Charles Victor Faust had appeared in a major league game, becoming part of official baseball history and fulfilling part of his prophecy. It wasn’t exactly as he envisioned it, but still, the Giants were champions of the National League.
For good measure, McGraw let Charley pitch an inning in the last game of the season against Brooklyn. This time he kept the opposing batters scoreless and even scored a run after he was hit by a pitch.
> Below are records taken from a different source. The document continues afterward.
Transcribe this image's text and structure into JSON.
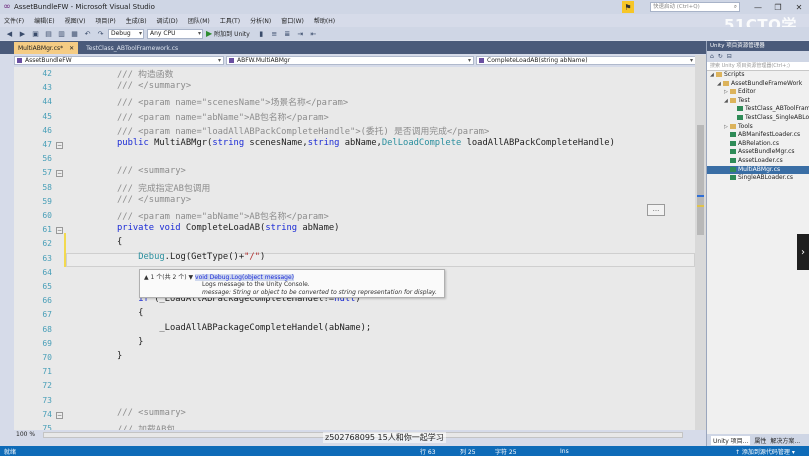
{
  "window": {
    "title": "AssetBundleFW - Microsoft Visual Studio",
    "quick_launch": "快速启动 (Ctrl+Q)",
    "watermark": "51CTO学院"
  },
  "menu": [
    "文件(F)",
    "编辑(E)",
    "视图(V)",
    "项目(P)",
    "生成(B)",
    "调试(D)",
    "团队(M)",
    "工具(T)",
    "分析(N)",
    "窗口(W)",
    "帮助(H)"
  ],
  "toolbar": {
    "config": "Debug",
    "platform": "Any CPU",
    "attach_label": "附加到 Unity"
  },
  "tabs": [
    {
      "label": "MultiABMgr.cs*",
      "active": true
    },
    {
      "label": "TestClass_ABToolFramework.cs",
      "active": false
    }
  ],
  "nav": {
    "project": "AssetBundleFW",
    "class": "ABFW.MultiABMgr",
    "member": "CompleteLoadAB(string abName)"
  },
  "code_lines": [
    {
      "n": "42",
      "html": "<span class='cmt'>/// 构造函数</span>"
    },
    {
      "n": "43",
      "html": "<span class='cmt'>/// &lt;/summary&gt;</span>"
    },
    {
      "n": "44",
      "html": "<span class='cmt'>/// &lt;param name=\"scenesName\"&gt;场景名称&lt;/param&gt;</span>"
    },
    {
      "n": "45",
      "html": "<span class='cmt'>/// &lt;param name=\"abName\"&gt;AB包名称&lt;/param&gt;</span>"
    },
    {
      "n": "46",
      "html": "<span class='cmt'>/// &lt;param name=\"loadAllABPackCompleteHandle\"&gt;(委托) 是否调用完成&lt;/param&gt;</span>"
    },
    {
      "n": "47",
      "html": "<span class='kw'>public</span> MultiABMgr(<span class='kw'>string</span> scenesName,<span class='kw'>string</span> abName,<span class='ty'>DelLoadComplete</span> loadAllABPackCompleteHandle)"
    },
    {
      "n": "56",
      "html": ""
    },
    {
      "n": "57",
      "html": "<span class='cmt'>/// &lt;summary&gt;</span>"
    },
    {
      "n": "58",
      "html": "<span class='cmt'>/// 完成指定AB包调用</span>"
    },
    {
      "n": "59",
      "html": "<span class='cmt'>/// &lt;/summary&gt;</span>"
    },
    {
      "n": "60",
      "html": "<span class='cmt'>/// &lt;param name=\"abName\"&gt;AB包名称&lt;/param&gt;</span>"
    },
    {
      "n": "61",
      "html": "<span class='kw'>private void</span> CompleteLoadAB(<span class='kw'>string</span> abName)"
    },
    {
      "n": "62",
      "html": "{"
    },
    {
      "n": "63",
      "html": "    <span class='ty'>Debug</span>.Log(GetType()+<span class='str'>\"/\"</span>)"
    },
    {
      "n": "64",
      "html": ""
    },
    {
      "n": "65",
      "html": ""
    },
    {
      "n": "66",
      "html": "    <span class='kw'>if</span> (_LoadAllABPackageCompleteHandel!=<span class='kw'>null</span>)"
    },
    {
      "n": "67",
      "html": "    {"
    },
    {
      "n": "68",
      "html": "        _LoadAllABPackageCompleteHandel(abName);"
    },
    {
      "n": "69",
      "html": "    }"
    },
    {
      "n": "70",
      "html": "}"
    },
    {
      "n": "71",
      "html": ""
    },
    {
      "n": "72",
      "html": ""
    },
    {
      "n": "73",
      "html": ""
    },
    {
      "n": "74",
      "html": "<span class='cmt'>/// &lt;summary&gt;</span>"
    },
    {
      "n": "75",
      "html": "<span class='cmt'>/// 加载AB包</span>"
    }
  ],
  "tooltip": {
    "counter": "▲ 1 个(共 2 个) ▼",
    "signature": "void Debug.Log(object message)",
    "desc": "Logs message to the Unity Console.",
    "param": "message: String or object to be converted to string representation for display."
  },
  "collapse_marker": "...",
  "zoom": "100 %",
  "caption": "z502768095 15人和你一起学习",
  "status": {
    "ready": "就绪",
    "line": "行 63",
    "col": "列 25",
    "ch": "字符 25",
    "mode": "Ins",
    "publish": "↑ 添加到源代码管理 ▾"
  },
  "solution": {
    "title": "Unity 项目资源管理器",
    "search": "搜索 Unity 项目资源管理器(Ctrl+;)",
    "tree": [
      {
        "label": "Scripts",
        "level": 0,
        "arrow": "◢"
      },
      {
        "label": "AssetBundleFrameWork",
        "level": 1,
        "arrow": "◢"
      },
      {
        "label": "Editor",
        "level": 2,
        "arrow": "▷"
      },
      {
        "label": "Test",
        "level": 2,
        "arrow": "◢"
      },
      {
        "label": "TestClass_ABToolFramework.cs",
        "level": 3,
        "arrow": ""
      },
      {
        "label": "TestClass_SingleABLoader.cs",
        "level": 3,
        "arrow": ""
      },
      {
        "label": "Tools",
        "level": 2,
        "arrow": "▷"
      },
      {
        "label": "ABManifestLoader.cs",
        "level": 2,
        "arrow": ""
      },
      {
        "label": "ABRelation.cs",
        "level": 2,
        "arrow": ""
      },
      {
        "label": "AssetBundleMgr.cs",
        "level": 2,
        "arrow": ""
      },
      {
        "label": "AssetLoader.cs",
        "level": 2,
        "arrow": ""
      },
      {
        "label": "MultiABMgr.cs",
        "level": 2,
        "arrow": "",
        "selected": true
      },
      {
        "label": "SingleABLoader.cs",
        "level": 2,
        "arrow": ""
      }
    ],
    "bottom_tabs": [
      "Unity 项目...",
      "属性",
      "解决方案..."
    ]
  }
}
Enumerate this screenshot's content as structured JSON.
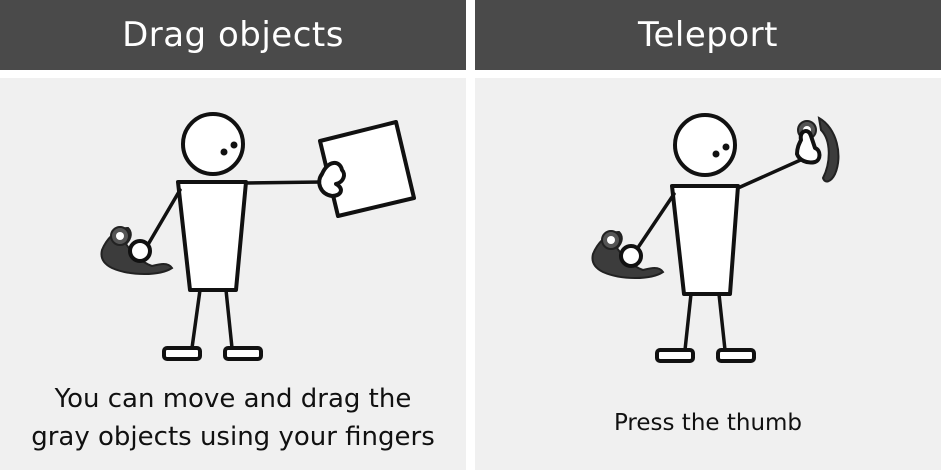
{
  "panels": {
    "drag": {
      "title": "Drag objects",
      "caption_line1": "You can move and drag the",
      "caption_line2": "gray objects using your fingers"
    },
    "teleport": {
      "title": "Teleport",
      "caption": "Press the thumb"
    }
  },
  "colors": {
    "header_bg": "#4a4a4a",
    "header_text": "#ffffff",
    "panel_bg": "#f0f0f0",
    "controller": "#3c3c3c"
  }
}
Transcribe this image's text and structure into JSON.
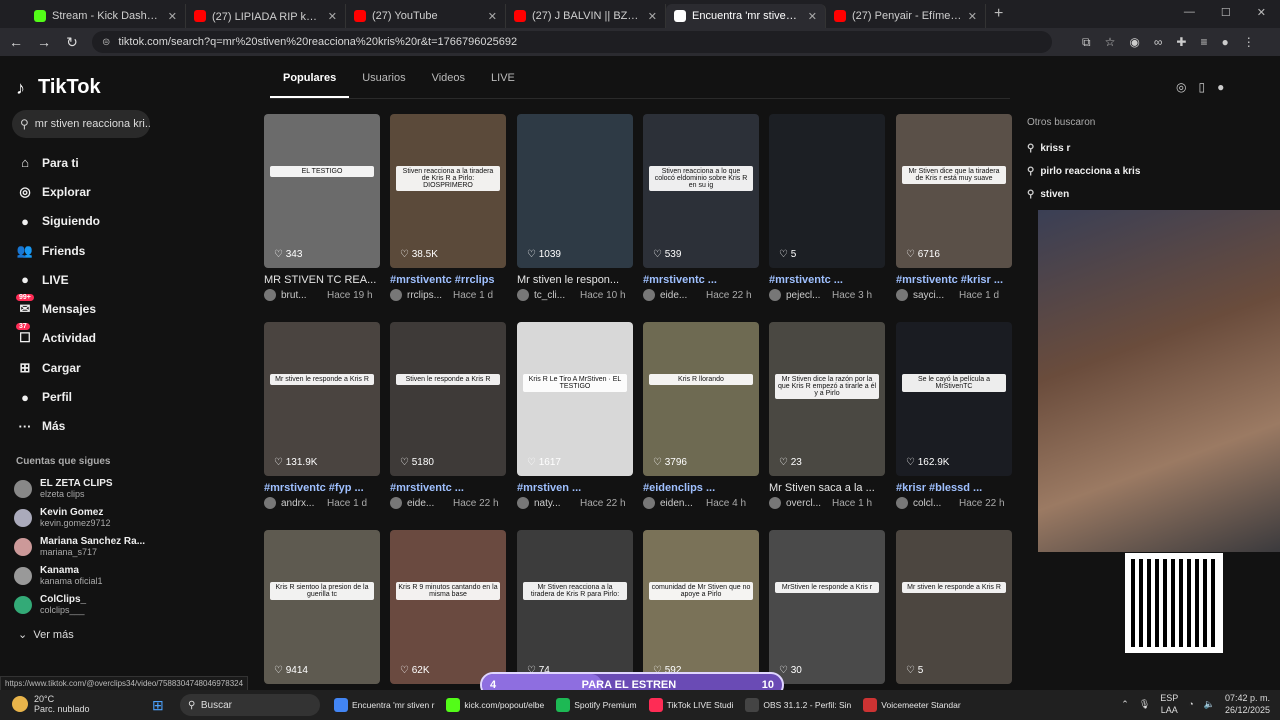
{
  "browser": {
    "tabs": [
      {
        "title": "Stream - Kick Dashboard",
        "color": "#53fc18",
        "active": false
      },
      {
        "title": "(27) LIPIADA RIP kk 🙏🏻 @Ef",
        "color": "#ff0000",
        "active": false
      },
      {
        "title": "(27) YouTube",
        "color": "#ff0000",
        "active": false
      },
      {
        "title": "(27) J BALVIN || BZRP Music Ses",
        "color": "#ff0000",
        "active": false
      },
      {
        "title": "Encuentra 'mr stiven reacciona",
        "color": "#ffffff",
        "active": true
      },
      {
        "title": "(27) Penyair - Efímero ft @Efi",
        "color": "#ff0000",
        "active": false
      }
    ],
    "new_tab": "+",
    "url": "tiktok.com/search?q=mr%20stiven%20reacciona%20kris%20r&t=1766796025692"
  },
  "sidebar": {
    "logo": "TikTok",
    "search_value": "mr stiven reacciona kri...",
    "nav": [
      {
        "label": "Para ti",
        "icon": "home-icon",
        "glyph": "⌂"
      },
      {
        "label": "Explorar",
        "icon": "compass-icon",
        "glyph": "◎"
      },
      {
        "label": "Siguiendo",
        "icon": "following-icon",
        "glyph": "●"
      },
      {
        "label": "Friends",
        "icon": "friends-icon",
        "glyph": "👥"
      },
      {
        "label": "LIVE",
        "icon": "live-icon",
        "glyph": "●"
      },
      {
        "label": "Mensajes",
        "icon": "messages-icon",
        "glyph": "✉",
        "badge": "99+"
      },
      {
        "label": "Actividad",
        "icon": "activity-icon",
        "glyph": "☐",
        "badge": "37"
      },
      {
        "label": "Cargar",
        "icon": "upload-icon",
        "glyph": "⊞"
      },
      {
        "label": "Perfil",
        "icon": "profile-icon",
        "glyph": "●"
      },
      {
        "label": "Más",
        "icon": "more-icon",
        "glyph": "···"
      }
    ],
    "following_title": "Cuentas que sigues",
    "following": [
      {
        "name": "EL ZETA CLIPS",
        "user": "elzeta clips",
        "color": "#888"
      },
      {
        "name": "Kevin Gomez",
        "user": "kevin.gomez9712",
        "color": "#aab"
      },
      {
        "name": "Mariana Sanchez Ra...",
        "user": "mariana_s717",
        "color": "#c99"
      },
      {
        "name": "Kanama",
        "user": "kanama oficial1",
        "color": "#999"
      },
      {
        "name": "ColClips_",
        "user": "colclips___",
        "color": "#3a7"
      }
    ],
    "see_more": "Ver más"
  },
  "filters": [
    "Populares",
    "Usuarios",
    "Videos",
    "LIVE"
  ],
  "videos": [
    {
      "likes": "343",
      "desc": "MR STIVEN TC REA...",
      "author": "brut...",
      "time": "Hace 19 h",
      "tag": false,
      "caption": "EL TESTIGO",
      "bg": "#6b6b6b"
    },
    {
      "likes": "38.5K",
      "desc": "#mrstiventc #rrclips",
      "author": "rrclips...",
      "time": "Hace 1 d",
      "tag": true,
      "caption": "Stiven reacciona a la tiradera de Kris R a Pirlo: DIOSPRIMERO",
      "bg": "#5b4a3a"
    },
    {
      "likes": "1039",
      "desc": "Mr stiven le respon...",
      "author": "tc_cli...",
      "time": "Hace 10 h",
      "tag": false,
      "caption": "",
      "bg": "#2e3a45"
    },
    {
      "likes": "539",
      "desc": "#mrstiventc ...",
      "author": "eide...",
      "time": "Hace 22 h",
      "tag": true,
      "caption": "Stiven reacciona a lo que colocó eldominio sobre Kris R en su ig",
      "bg": "#2c3038"
    },
    {
      "likes": "5",
      "desc": "#mrstiventc ...",
      "author": "pejecl...",
      "time": "Hace 3 h",
      "tag": true,
      "caption": "",
      "bg": "#1c1f24"
    },
    {
      "likes": "6716",
      "desc": "#mrstiventc #krisr ...",
      "author": "sayci...",
      "time": "Hace 1 d",
      "tag": true,
      "caption": "Mr Stiven dice que la tiradera de Kris r está muy suave",
      "bg": "#5a5048"
    },
    {
      "likes": "131.9K",
      "desc": "#mrstiventc #fyp ...",
      "author": "andrx...",
      "time": "Hace 1 d",
      "tag": true,
      "caption": "Mr stiven le responde a Kris R",
      "bg": "#4a4440"
    },
    {
      "likes": "5180",
      "desc": "#mrstiventc ...",
      "author": "eide...",
      "time": "Hace 22 h",
      "tag": true,
      "caption": "Stiven le responde a Kris R",
      "bg": "#3e3a38"
    },
    {
      "likes": "1617",
      "desc": "#mrstiven ...",
      "author": "naty...",
      "time": "Hace 22 h",
      "tag": true,
      "caption": "Kris R Le Tiro A MrStiven · EL TESTIGO",
      "bg": "#d8d8d8"
    },
    {
      "likes": "3796",
      "desc": "#eidenclips ...",
      "author": "eiden...",
      "time": "Hace 4 h",
      "tag": true,
      "caption": "Kris R llorando",
      "bg": "#6e6a52"
    },
    {
      "likes": "23",
      "desc": "Mr Stiven saca a la ...",
      "author": "overcl...",
      "time": "Hace 1 h",
      "tag": false,
      "caption": "Mr Stiven dice la razón por la que Kris R empezó a tirarle a él y a Pirlo",
      "bg": "#4a4842"
    },
    {
      "likes": "162.9K",
      "desc": "#krisr #blessd ...",
      "author": "colcl...",
      "time": "Hace 22 h",
      "tag": true,
      "caption": "Se le cayó la película a MrStivenTC",
      "bg": "#1a1c22"
    },
    {
      "likes": "9414",
      "desc": "",
      "author": "",
      "time": "",
      "tag": false,
      "caption": "Kris R sientoo la presion de la guerilla tc",
      "bg": "#5e5a50"
    },
    {
      "likes": "62K",
      "desc": "",
      "author": "",
      "time": "",
      "tag": false,
      "caption": "Kris R 9 minutos cantando en la misma base",
      "bg": "#6a4a40"
    },
    {
      "likes": "74",
      "desc": "",
      "author": "",
      "time": "",
      "tag": false,
      "caption": "Mr Stiven reacciona a la tiradera de Kris R para Pirlo:",
      "bg": "#3c3c3c"
    },
    {
      "likes": "592",
      "desc": "",
      "author": "",
      "time": "",
      "tag": false,
      "caption": "comunidad de Mr Stiven que no apoye a Pirlo",
      "bg": "#7a7258"
    },
    {
      "likes": "30",
      "desc": "",
      "author": "",
      "time": "",
      "tag": false,
      "caption": "MrStiven le responde a Kris r",
      "bg": "#4a4a4a"
    },
    {
      "likes": "5",
      "desc": "",
      "author": "",
      "time": "",
      "tag": false,
      "caption": "Mr stiven le responde a Kris R",
      "bg": "#4c4640"
    }
  ],
  "others_title": "Otros buscaron",
  "others": [
    "kriss r",
    "pirlo reacciona a kris",
    "stiven"
  ],
  "overlay": {
    "left": "4",
    "label": "PARA EL ESTREN",
    "right": "10",
    "progress": 0.4
  },
  "status_url": "https://www.tiktok.com/@overclips34/video/7588304748046978324",
  "taskbar": {
    "weather_temp": "20°C",
    "weather_desc": "Parc. nublado",
    "search": "Buscar",
    "apps": [
      {
        "label": "Encuentra 'mr stiven r",
        "color": "#4285f4"
      },
      {
        "label": "kick.com/popout/elbe",
        "color": "#53fc18"
      },
      {
        "label": "Spotify Premium",
        "color": "#1db954"
      },
      {
        "label": "TikTok LIVE Studi",
        "color": "#fe2c55"
      },
      {
        "label": "OBS 31.1.2 - Perfil: Sin",
        "color": "#444"
      },
      {
        "label": "Voicemeeter Standar",
        "color": "#c33"
      }
    ],
    "lang": "ESP",
    "lang2": "LAA",
    "time": "07:42 p. m.",
    "date": "26/12/2025"
  }
}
Walking off the field after the game Faust asked his teammates: “Who’s a loon now?”
But now Charley and the Giants came up against 2 things that threatened to derail Faust’s prophecy: Connie Mack’s Philadelphia Athletics and their good-luck charm: Louis Van Zelst.
The humpbacked Van Zelst was originally University of Pennsylvania’s mascot but the Athletics stole him away during the 1910 season. Although a young black boy was a common mascot on quite a few major and minor league teams, a real-live humpback was the penultimate good-luck charm back then. Batters would rub the poor man’s deformed hump before stepping to the plate to ensure a hit. During the run-up to the 1911 World Series, the A’s stepped up their association with Van Zelst in order to counter Victory Faust’s good-luck mojo.
If the outcome of the 1911 series is to be used as definitive proof, let it be known that a humpback trumps a dim-wit. See, the Athletics beat the Giants 4 games to 2.
The following season Charley tried to take his former place with the team but he’d lost his former novelty. He spent spring training with Brooklyn, taught himself to pitch left-handed to be twice as helpful and even pitched a complete game, giving up only four runs.
Though he wanted to get back to serious baseball, McGraw reluctantly took Charley back for there was one thing even the surly manager couldn’t deny - the Giants kept winning. As long as Faust was on the Giants’ bench New York won over 80% of their games! Still, McGraw tried to get the loon to leave and the players eventually convinced Charley to go home to Kansas and await McGraw’s call for him.
It never came.
After Charley left, the Giants started losing, but held on to win the pennant before being beaten in the series. The following spring Faust tried rejoining the team but McGraw had had enough. After getting nowhere with McGraw he tried peppering the National League Chairman Garry Herrmann with claims of contract obligations and back pay from the Giants, all to no avail.
By the winter of 1914 he was in a Washington State insane asylum. Five months later, Charles Victor “Victory” Faust, former Major League baseball player, was dead of tuberculosis. There is no record of whether he ever met his Lulu or not.